Jason Bredle’s poems approach the world like a haunted cat approaches a glacier, curious and itchy with strangeness. In Carnival, he skates paratactically between states of being: levity, heart-holes, licks of darkness, lovesickness and werewolfishness. Bredle’s gift as a poet is to traverse and re-traverse one looking glass in ten different moods. When he goes through it, we are taken. -Melissa Broder

5. Leaves by Michael Baron for review with Providence Book Promotions in February.

Welcome to Oldham, CT, a small town rich in Colonial heritage while being utterly contemporary. Situated along the Connecticut River Valley, Oldham bursts with color every fall, as the leaves on its trees evolve into an unmatched palette of scarlet, orange, purple, yellow, and bronze. For more than three decades, the Gold family has been a central part of Oldham in the fall, its Sugar Maple Inn a destination for “leaf-peepers” from all over the country, and its annual Halloween party a stirring way to punctuate the town’s most active month.
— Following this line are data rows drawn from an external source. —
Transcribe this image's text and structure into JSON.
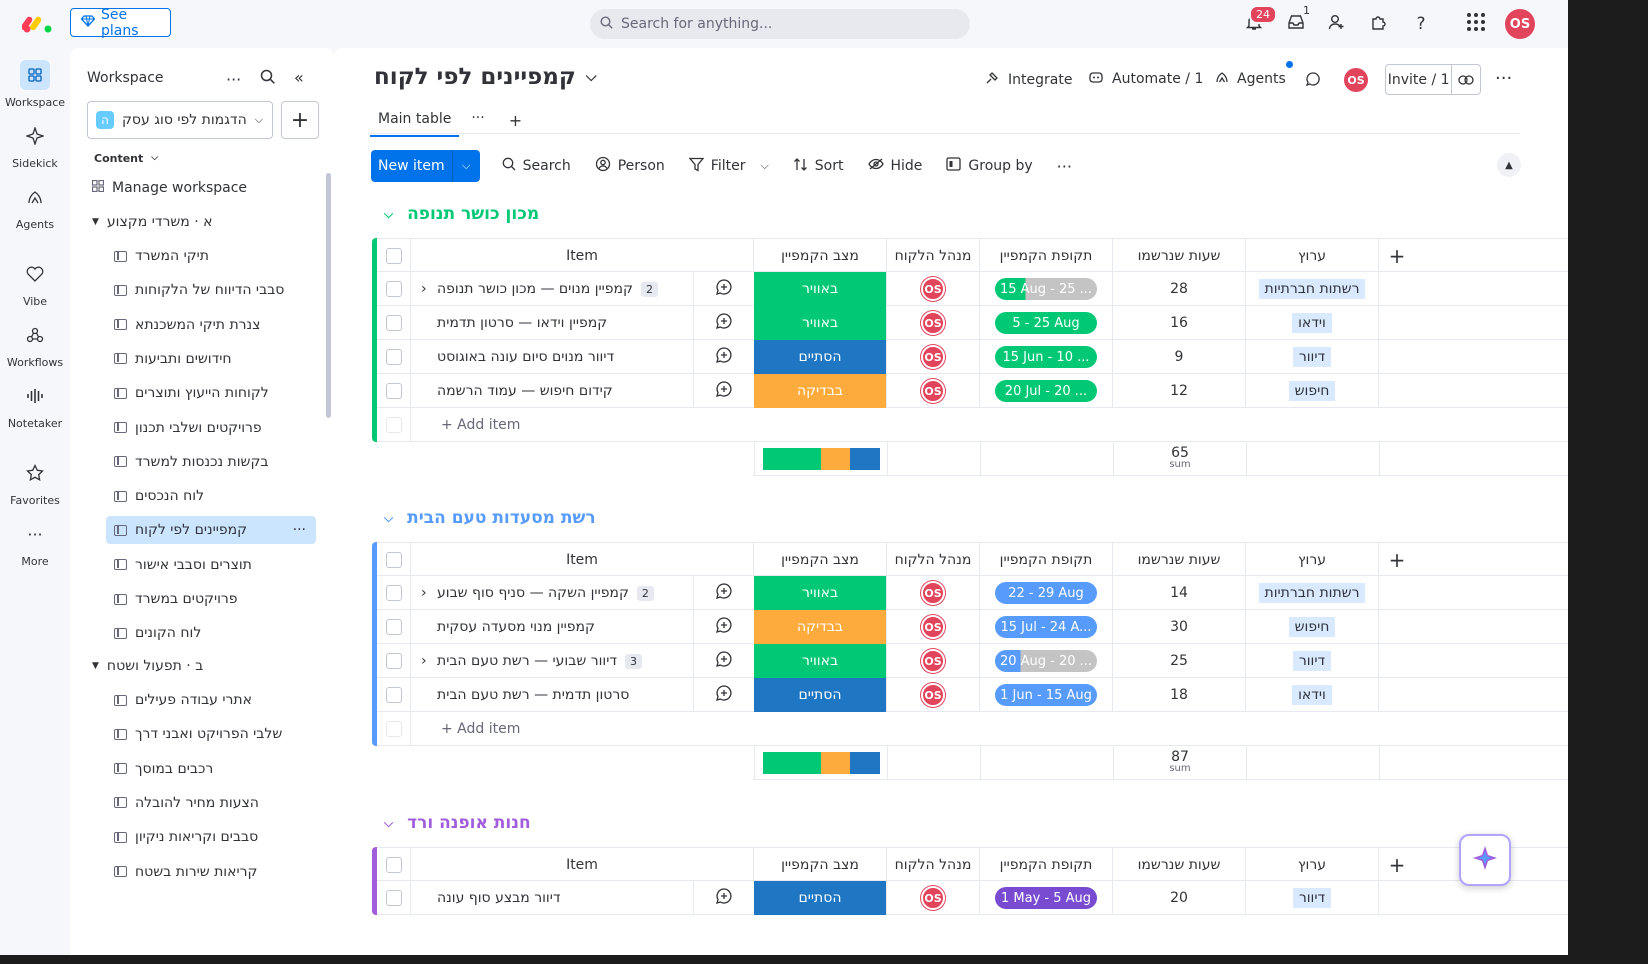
{
  "topbar": {
    "see_plans": "See plans",
    "search_placeholder": "Search for anything...",
    "notif_count": "24",
    "inbox_count": "1",
    "avatar": "OS"
  },
  "rail": [
    {
      "label": "Workspace",
      "icon": "grid-icon"
    },
    {
      "label": "Sidekick",
      "icon": "sparkle-icon"
    },
    {
      "label": "Agents",
      "icon": "agents-icon"
    },
    {
      "label": "Vibe",
      "icon": "heart-icon"
    },
    {
      "label": "Workflows",
      "icon": "workflows-icon"
    },
    {
      "label": "Notetaker",
      "icon": "audio-icon"
    },
    {
      "label": "Favorites",
      "icon": "star-icon"
    },
    {
      "label": "More",
      "icon": "more-icon"
    }
  ],
  "side": {
    "title": "Workspace",
    "workspace_name": "הדגמות לפי סוג עסק",
    "workspace_letter": "ה",
    "content_label": "Content",
    "manage": "Manage workspace",
    "folder_a": "א · משרדי מקצוע",
    "boards_a": [
      "תיקי המשרד",
      "סבבי הדיווח של הלקוחות",
      "צנרת תיקי המשכנתא",
      "חידושים ותביעות",
      "לקוחות הייעוץ ותוצרים",
      "פרויקטים ושלבי תכנון",
      "בקשות נכנסות למשרד",
      "לוח הנכסים",
      "קמפיינים לפי לקוח",
      "תוצרים וסבבי אישור",
      "פרויקטים במשרד",
      "לוח הקונים"
    ],
    "folder_b": "ב · תפעול ושטח",
    "boards_b": [
      "אתרי עבודה פעילים",
      "שלבי הפרויקט ואבני דרך",
      "רכבים במוסך",
      "הצעות מחיר להובלה",
      "סבבים וקריאות ניקיון",
      "קריאות שירות בשטח"
    ]
  },
  "header": {
    "title": "קמפיינים לפי לקוח",
    "integrate": "Integrate",
    "automate": "Automate / 1",
    "agents": "Agents",
    "avatar": "OS",
    "invite": "Invite / 1",
    "tab_main": "Main table"
  },
  "toolbar": {
    "new_item": "New item",
    "search": "Search",
    "person": "Person",
    "filter": "Filter",
    "sort": "Sort",
    "hide": "Hide",
    "group_by": "Group by"
  },
  "columns": {
    "item": "Item",
    "status": "מצב הקמפיין",
    "manager": "מנהל הלקוח",
    "period": "תקופת הקמפיין",
    "hours": "שעות שנרשמו",
    "channel": "ערוץ"
  },
  "colors": {
    "done": "#037f4c",
    "working": "#00c875",
    "stuck": "#fdab3d",
    "finished": "#1f76c2"
  },
  "groups": [
    {
      "name": "מכון כושר תנופה",
      "color": "#00c875",
      "add_item": "+ Add item",
      "sum": "65",
      "sum_label": "sum",
      "rows": [
        {
          "name": "קמפיין מנוים — מכון כושר תנופה",
          "sub": "2",
          "status": "באוויר",
          "status_color": "#00c875",
          "manager": "OS",
          "period": "15 Aug - 25 ...",
          "period_color": "#00c875",
          "progress": 0.3,
          "hours": "28",
          "channel": "רשתות חברתיות"
        },
        {
          "name": "קמפיין וידאו — סרטון תדמית",
          "sub": "",
          "status": "באוויר",
          "status_color": "#00c875",
          "manager": "OS",
          "period": "5 - 25 Aug",
          "period_color": "#00c875",
          "progress": 1,
          "hours": "16",
          "channel": "וידאו"
        },
        {
          "name": "דיוור מנוים סיום עונה באוגוסט",
          "sub": "",
          "status": "הסתיים",
          "status_color": "#1f76c2",
          "manager": "OS",
          "period": "15 Jun - 10 ...",
          "period_color": "#00c875",
          "progress": 1,
          "hours": "9",
          "channel": "דיוור"
        },
        {
          "name": "קידום חיפוש — עמוד הרשמה",
          "sub": "",
          "status": "בבדיקה",
          "status_color": "#fdab3d",
          "manager": "OS",
          "period": "20 Jul - 20 ...",
          "period_color": "#00c875",
          "progress": 1,
          "hours": "12",
          "channel": "חיפוש"
        }
      ],
      "summary": [
        0.5,
        0.25,
        0.25
      ]
    },
    {
      "name": "רשת מסעדות טעם הבית",
      "color": "#579bfc",
      "add_item": "+ Add item",
      "sum": "87",
      "sum_label": "sum",
      "rows": [
        {
          "name": "קמפיין השקה — סניף סוף שבוע",
          "sub": "2",
          "status": "באוויר",
          "status_color": "#00c875",
          "manager": "OS",
          "period": "22 - 29 Aug",
          "period_color": "#579bfc",
          "progress": 1,
          "hours": "14",
          "channel": "רשתות חברתיות"
        },
        {
          "name": "קמפיין מנוי מסעדה עסקית",
          "sub": "",
          "status": "בבדיקה",
          "status_color": "#fdab3d",
          "manager": "OS",
          "period": "15 Jul - 24 A...",
          "period_color": "#579bfc",
          "progress": 1,
          "hours": "30",
          "channel": "חיפוש"
        },
        {
          "name": "דיוור שבועי — רשת טעם הבית",
          "sub": "3",
          "status": "באוויר",
          "status_color": "#00c875",
          "manager": "OS",
          "period": "20 Aug - 20 ...",
          "period_color": "#579bfc",
          "progress": 0.25,
          "hours": "25",
          "channel": "דיוור"
        },
        {
          "name": "סרטון תדמית — רשת טעם הבית",
          "sub": "",
          "status": "הסתיים",
          "status_color": "#1f76c2",
          "manager": "OS",
          "period": "1 Jun - 15 Aug",
          "period_color": "#579bfc",
          "progress": 1,
          "hours": "18",
          "channel": "וידאו"
        }
      ],
      "summary": [
        0.5,
        0.25,
        0.25
      ]
    },
    {
      "name": "חנות אופנה ורד",
      "color": "#a25ddc",
      "rows": [
        {
          "name": "דיוור מבצע סוף עונה",
          "sub": "",
          "status": "הסתיים",
          "status_color": "#1f76c2",
          "manager": "OS",
          "period": "1 May - 5 Aug",
          "period_color": "#784bd1",
          "progress": 1,
          "hours": "20",
          "channel": "דיוור"
        }
      ]
    }
  ]
}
But this year, more than just the leaves are changing. With the death of their parents, the Gold siblings, Maria, Maxwell, Deborah, Corrina, and Tyler, have decided to sell the Sugar Maple Inn, and this year’s Halloween party will be the last. As October begins, the Golds contend with the finality that faces them, and the implications it has for a family that has always been so close. For some, it means embracing new challenges and new love. For others, it means taking on unimagined roles. And for others, it means considering the inconceivable. Complicating it all is a series of “hauntings” that touch each of the Gold siblings, a series of benign interventions that will remain a mystery until October draws to a close.

What did you receive?